Green jobs are very diverse and, with the right investment, opportunities for non-graduates and those with few or no qualifications can be created across several industries – including rail, technology, health and social care. Apprenticeships and traineeships could be developed to help young people train in these areas and help them build a sustainable career. For example, green infrastructure projects across cities could offer work placements to young people and disadvantaged groups to help them build skills and experience. The new government Kickstart scheme could be utilised to develop roles in the green sector and create new placements in areas of sustainability. Several sectors are going to need to adapt to prevent unemployment through the transition and ensure workers are reskilled to do a green job.
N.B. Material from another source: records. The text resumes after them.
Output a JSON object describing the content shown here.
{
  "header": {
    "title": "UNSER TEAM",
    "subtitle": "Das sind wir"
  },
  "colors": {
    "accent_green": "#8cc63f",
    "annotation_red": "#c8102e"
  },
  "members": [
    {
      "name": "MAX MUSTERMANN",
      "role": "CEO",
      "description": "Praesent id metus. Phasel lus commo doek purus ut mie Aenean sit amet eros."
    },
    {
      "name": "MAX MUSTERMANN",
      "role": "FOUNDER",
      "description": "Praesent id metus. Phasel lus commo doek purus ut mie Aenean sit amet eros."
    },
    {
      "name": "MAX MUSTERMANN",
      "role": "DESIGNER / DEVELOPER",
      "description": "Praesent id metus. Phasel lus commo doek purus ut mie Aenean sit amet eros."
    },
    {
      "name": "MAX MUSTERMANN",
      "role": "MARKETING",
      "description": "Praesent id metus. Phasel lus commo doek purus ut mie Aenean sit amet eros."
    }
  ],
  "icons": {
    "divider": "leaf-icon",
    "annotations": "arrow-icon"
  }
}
There will also need to be training programmes developed by councils and organisations to help people access the right skills and support them to move into sustainable work and green sectors. The new green jobs need to be of a high quality, offer a decent wage and improved working conditions, and have plenty of progression and career-development opportunities.
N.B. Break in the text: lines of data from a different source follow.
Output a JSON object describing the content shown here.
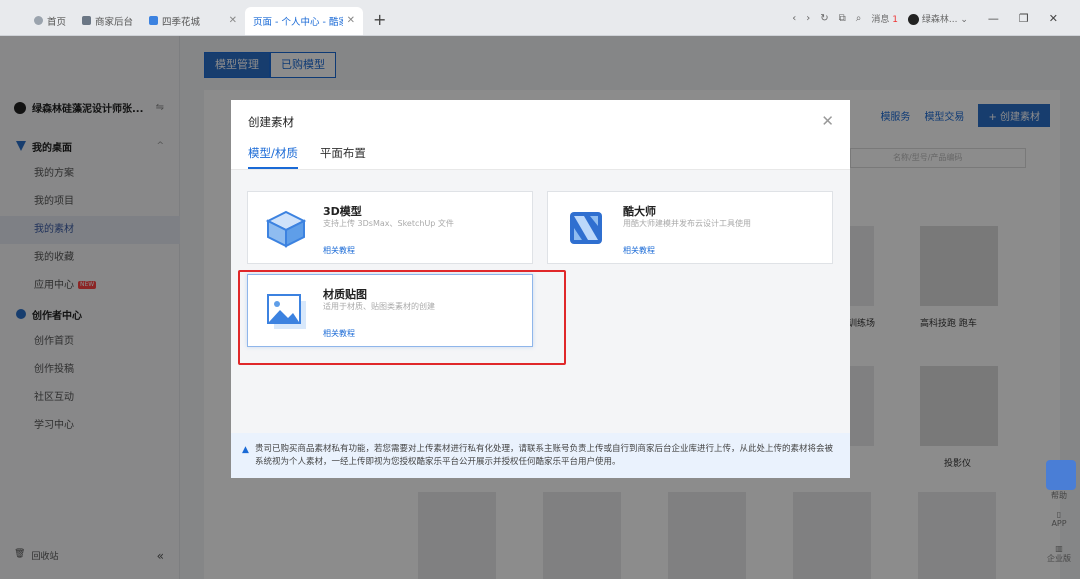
{
  "browser": {
    "tabs": [
      {
        "label": "首页",
        "active": false
      },
      {
        "label": "商家后台",
        "active": false
      },
      {
        "label": "四季花城",
        "active": false
      },
      {
        "label": "页面 - 个人中心 - 酷家",
        "active": true
      }
    ],
    "messages_label": "消息",
    "messages_count": "1",
    "user_name": "绿森林..."
  },
  "sidebar": {
    "user_name": "绿森林硅藻泥设计师张...",
    "groups": [
      {
        "label": "我的桌面",
        "items": [
          "我的方案",
          "我的项目",
          "我的素材",
          "我的收藏",
          "应用中心"
        ]
      },
      {
        "label": "创作者中心",
        "items": [
          "创作首页",
          "创作投稿",
          "社区互动",
          "学习中心"
        ]
      }
    ],
    "active_item": "我的素材",
    "new_badge": "NEW",
    "recycle_label": "回收站"
  },
  "main": {
    "tabs": [
      "模型管理",
      "已购模型"
    ],
    "links": [
      "模服务",
      "模型交易"
    ],
    "create_button": "+ 创建素材",
    "search_placeholder": "名称/型号/产品编码",
    "captions": [
      "训练场",
      "高科技跑 跑车",
      "投影仪"
    ]
  },
  "modal": {
    "title": "创建素材",
    "tabs": [
      "模型/材质",
      "平面布置"
    ],
    "cards": [
      {
        "title": "3D模型",
        "desc": "支持上传 3DsMax、SketchUp 文件",
        "link": "相关教程",
        "icon": "cube-icon"
      },
      {
        "title": "酷大师",
        "desc": "用酷大师建模并发布云设计工具使用",
        "link": "相关教程",
        "icon": "kudashi-icon"
      },
      {
        "title": "材质贴图",
        "desc": "适用于材质、贴图类素材的创建",
        "link": "相关教程",
        "icon": "image-icon"
      }
    ],
    "notice": "贵司已购买商品素材私有功能，若您需要对上传素材进行私有化处理，请联系主账号负责上传或自行到商家后台企业库进行上传，从此处上传的素材将会被系统视为个人素材，一经上传即视为您授权酷家乐平台公开展示并授权任何酷家乐平台用户使用。"
  },
  "floating": {
    "items": [
      "帮助",
      "APP",
      "企业版"
    ]
  },
  "colors": {
    "accent": "#1a6ad6",
    "highlight": "#e0282a"
  }
}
Transitioning to a low-carbon economy has many other benefits and can create development opportunities that will strengthen communities. Non-profit energy cooperative Repowering London works with local communities to bring renewable energy to London’s poorest areas, with the first success being in Brixton, where solar panels were affixed to tower blocks. Since its establishment in 2011, Repowering London has expanded, and its 2019 Lambeth Project raising around £140,000 from a community of investors. This enabled it to install solar panels on school roofs, and generation of solar energy created a £35,000 community fund, which has been used to deliver school and community activities in Lambeth. These types of projects also promote and strengthen communities by providing training, skills-sharing, investment and entrepreneurship opportunities for local people. There are community energy societies all over the UK proving that the move to renewable energy is not only feasible, but that it can be done at the local level with added benefits.
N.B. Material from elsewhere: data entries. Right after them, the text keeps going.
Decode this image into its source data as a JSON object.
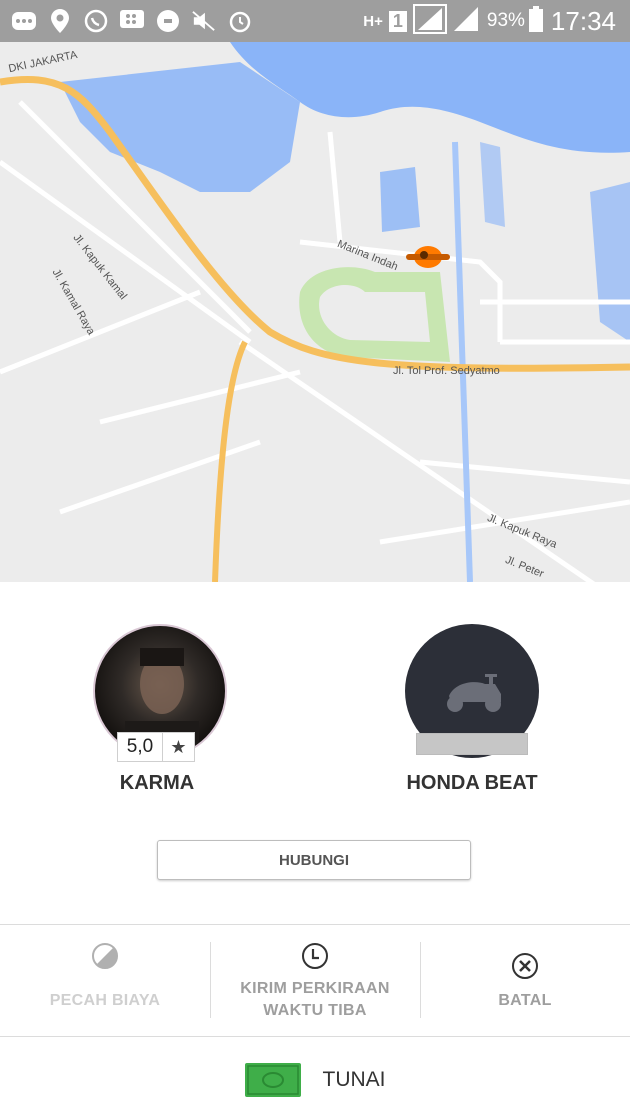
{
  "status_bar": {
    "icons": [
      "more-icon",
      "location-icon",
      "whatsapp-icon",
      "bbm-icon",
      "uber-icon",
      "mute-icon",
      "alarm-icon"
    ],
    "network": "H+",
    "sim": "1",
    "battery": "93%",
    "time": "17:34"
  },
  "map": {
    "labels": {
      "region": "DKI JAKARTA",
      "kapuk_kamal": "Jl. Kapuk Kamal",
      "kamal_raya": "Jl. Kamal Raya",
      "marina": "Marina Indah",
      "tol": "Jl. Tol Prof. Sedyatmo",
      "kapuk_raya": "Jl. Kapuk Raya",
      "peter": "Jl. Peter"
    },
    "colors": {
      "water": "#8ab4f8",
      "road_major": "#f6bf5d",
      "park": "#c8e6b1",
      "land": "#ececec"
    }
  },
  "driver": {
    "name": "KARMA",
    "rating": "5,0",
    "rating_icon": "star-icon"
  },
  "vehicle": {
    "name": "HONDA BEAT",
    "icon": "scooter-icon"
  },
  "contact_button": "HUBUNGI",
  "actions": [
    {
      "label": "PECAH BIAYA",
      "icon": "split-fare-icon",
      "color": "#cfcfcf"
    },
    {
      "label": "KIRIM PERKIRAAN WAKTU TIBA",
      "icon": "clock-icon",
      "color": "#9e9e9e"
    },
    {
      "label": "BATAL",
      "icon": "cancel-icon",
      "color": "#9e9e9e"
    }
  ],
  "payment": {
    "label": "TUNAI",
    "icon": "cash-icon",
    "color": "#3fae49"
  }
}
These enterprises and projects that transform local economies are part of a wider Transition Network, the approach of which is all about communities stepping up to address the big challenges they face by acting locally. It’s an approach that has spread to over 50 countries across thousands of groups in towns, villages, cities, universities and schools, proving that there are exciting and innovative changes happening now all over the world. There is no shortages of stories that show the potential of investing in greener energy and technologies and living more sustainably – whether they are stories of community action, movements, policies or exciting moments that show us we can live differently.
Decarbonising the UK economy and creating green jobs will bring a number of challenges, but the potential of a green industrial revolution should not be underestimated. It would create sorely needed jobs across the economy, in industries both new and existing, and strengthen communities, while bringing down emissions to avoid climate catastrophe.
Simran Basi is the YES Project Development Officer at Leicestershire Cares, supporting young people into employment. She is passionate about tackling climate change, an interest sparked from completing a chemistry degree, and leads the environmental working group at Leicestershire Cares. @LeicsCares